* [INSTRUCTIONS FOR THE TASK]: In full and without alteration, copy the listing.

* [THE DATA]:
= = = =
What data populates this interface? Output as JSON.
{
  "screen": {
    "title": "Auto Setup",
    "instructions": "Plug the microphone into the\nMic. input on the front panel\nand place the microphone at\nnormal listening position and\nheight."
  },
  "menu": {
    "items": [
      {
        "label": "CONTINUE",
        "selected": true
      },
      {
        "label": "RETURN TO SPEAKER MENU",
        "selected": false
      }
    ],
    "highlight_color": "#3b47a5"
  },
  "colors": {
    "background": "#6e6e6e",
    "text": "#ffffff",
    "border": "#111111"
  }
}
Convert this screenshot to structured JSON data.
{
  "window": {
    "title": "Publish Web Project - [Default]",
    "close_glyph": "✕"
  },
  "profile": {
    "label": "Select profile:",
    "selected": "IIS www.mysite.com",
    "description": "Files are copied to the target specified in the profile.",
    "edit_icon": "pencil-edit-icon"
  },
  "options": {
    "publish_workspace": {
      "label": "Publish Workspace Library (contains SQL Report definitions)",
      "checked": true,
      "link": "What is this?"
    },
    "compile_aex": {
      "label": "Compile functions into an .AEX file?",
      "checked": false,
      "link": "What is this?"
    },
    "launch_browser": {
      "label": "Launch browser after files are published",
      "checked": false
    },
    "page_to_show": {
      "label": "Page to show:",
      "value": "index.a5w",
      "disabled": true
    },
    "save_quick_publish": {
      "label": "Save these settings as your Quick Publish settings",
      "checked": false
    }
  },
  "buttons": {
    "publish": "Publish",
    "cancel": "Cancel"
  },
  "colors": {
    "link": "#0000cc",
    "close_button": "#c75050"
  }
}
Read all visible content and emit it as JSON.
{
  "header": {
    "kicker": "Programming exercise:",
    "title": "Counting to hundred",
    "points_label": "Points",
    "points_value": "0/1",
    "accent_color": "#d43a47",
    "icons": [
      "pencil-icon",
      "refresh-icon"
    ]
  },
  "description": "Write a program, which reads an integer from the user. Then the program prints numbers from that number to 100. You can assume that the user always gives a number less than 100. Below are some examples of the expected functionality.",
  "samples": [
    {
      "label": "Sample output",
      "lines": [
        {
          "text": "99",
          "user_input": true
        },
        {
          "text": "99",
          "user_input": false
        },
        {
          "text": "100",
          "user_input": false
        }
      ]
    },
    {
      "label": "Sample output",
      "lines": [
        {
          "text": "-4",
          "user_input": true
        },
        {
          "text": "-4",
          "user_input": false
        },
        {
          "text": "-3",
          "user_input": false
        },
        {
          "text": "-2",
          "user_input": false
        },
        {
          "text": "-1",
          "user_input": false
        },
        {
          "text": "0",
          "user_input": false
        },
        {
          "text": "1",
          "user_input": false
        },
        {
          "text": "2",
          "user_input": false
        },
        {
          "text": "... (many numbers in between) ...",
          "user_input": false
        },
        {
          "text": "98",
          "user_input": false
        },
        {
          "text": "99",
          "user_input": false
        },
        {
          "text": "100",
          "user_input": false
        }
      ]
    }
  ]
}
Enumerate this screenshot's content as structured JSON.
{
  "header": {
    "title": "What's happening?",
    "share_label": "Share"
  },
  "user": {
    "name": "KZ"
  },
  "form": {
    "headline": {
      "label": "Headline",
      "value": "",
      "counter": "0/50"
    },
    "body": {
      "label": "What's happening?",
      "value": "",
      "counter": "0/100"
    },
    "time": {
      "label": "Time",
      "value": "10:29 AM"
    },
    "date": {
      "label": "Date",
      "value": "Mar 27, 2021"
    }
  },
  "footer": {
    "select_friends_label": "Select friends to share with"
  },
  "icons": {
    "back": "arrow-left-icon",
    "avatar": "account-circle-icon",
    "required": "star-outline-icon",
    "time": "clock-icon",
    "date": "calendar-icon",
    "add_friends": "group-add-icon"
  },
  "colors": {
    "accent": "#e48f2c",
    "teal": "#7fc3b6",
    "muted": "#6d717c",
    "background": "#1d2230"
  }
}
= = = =
* [COMPLETED TASK]:
What data populates this interface? Output as JSON.
{
  "screen": {
    "title": "Auto Setup",
    "instructions": "Plug the microphone into the\nMic. input on the front panel\nand place the microphone at\nnormal listening position and\nheight."
  },
  "menu": {
    "items": [
      {
        "label": "CONTINUE",
        "selected": true
      },
      {
        "label": "RETURN TO SPEAKER MENU",
        "selected": false
      }
    ],
    "highlight_color": "#3b47a5"
  },
  "colors": {
    "background": "#6e6e6e",
    "text": "#ffffff",
    "border": "#111111"
  }
}
Convert this screenshot to structured JSON data.
{
  "window": {
    "title": "Publish Web Project - [Default]",
    "close_glyph": "✕"
  },
  "profile": {
    "label": "Select profile:",
    "selected": "IIS www.mysite.com",
    "description": "Files are copied to the target specified in the profile.",
    "edit_icon": "pencil-edit-icon"
  },
  "options": {
    "publish_workspace": {
      "label": "Publish Workspace Library (contains SQL Report definitions)",
      "checked": true,
      "link": "What is this?"
    },
    "compile_aex": {
      "label": "Compile functions into an .AEX file?",
      "checked": false,
      "link": "What is this?"
    },
    "launch_browser": {
      "label": "Launch browser after files are published",
      "checked": false
    },
    "page_to_show": {
      "label": "Page to show:",
      "value": "index.a5w",
      "disabled": true
    },
    "save_quick_publish": {
      "label": "Save these settings as your Quick Publish settings",
      "checked": false
    }
  },
  "buttons": {
    "publish": "Publish",
    "cancel": "Cancel"
  },
  "colors": {
    "link": "#0000cc",
    "close_button": "#c75050"
  }
}
Read all visible content and emit it as JSON.
{
  "header": {
    "kicker": "Programming exercise:",
    "title": "Counting to hundred",
    "points_label": "Points",
    "points_value": "0/1",
    "accent_color": "#d43a47",
    "icons": [
      "pencil-icon",
      "refresh-icon"
    ]
  },
  "description": "Write a program, which reads an integer from the user. Then the program prints numbers from that number to 100. You can assume that the user always gives a number less than 100. Below are some examples of the expected functionality.",
  "samples": [
    {
      "label": "Sample output",
      "lines": [
        {
          "text": "99",
          "user_input": true
        },
        {
          "text": "99",
          "user_input": false
        },
        {
          "text": "100",
          "user_input": false
        }
      ]
    },
    {
      "label": "Sample output",
      "lines": [
        {
          "text": "-4",
          "user_input": true
        },
        {
          "text": "-4",
          "user_input": false
        },
        {
          "text": "-3",
          "user_input": false
        },
        {
          "text": "-2",
          "user_input": false
        },
        {
          "text": "-1",
          "user_input": false
        },
        {
          "text": "0",
          "user_input": false
        },
        {
          "text": "1",
          "user_input": false
        },
        {
          "text": "2",
          "user_input": false
        },
        {
          "text": "... (many numbers in between) ...",
          "user_input": false
        },
        {
          "text": "98",
          "user_input": false
        },
        {
          "text": "99",
          "user_input": false
        },
        {
          "text": "100",
          "user_input": false
        }
      ]
    }
  ]
}
Enumerate this screenshot's content as structured JSON.
{
  "header": {
    "title": "What's happening?",
    "share_label": "Share"
  },
  "user": {
    "name": "KZ"
  },
  "form": {
    "headline": {
      "label": "Headline",
      "value": "",
      "counter": "0/50"
    },
    "body": {
      "label": "What's happening?",
      "value": "",
      "counter": "0/100"
    },
    "time": {
      "label": "Time",
      "value": "10:29 AM"
    },
    "date": {
      "label": "Date",
      "value": "Mar 27, 2021"
    }
  },
  "footer": {
    "select_friends_label": "Select friends to share with"
  },
  "icons": {
    "back": "arrow-left-icon",
    "avatar": "account-circle-icon",
    "required": "star-outline-icon",
    "time": "clock-icon",
    "date": "calendar-icon",
    "add_friends": "group-add-icon"
  },
  "colors": {
    "accent": "#e48f2c",
    "teal": "#7fc3b6",
    "muted": "#6d717c",
    "background": "#1d2230"
  }
}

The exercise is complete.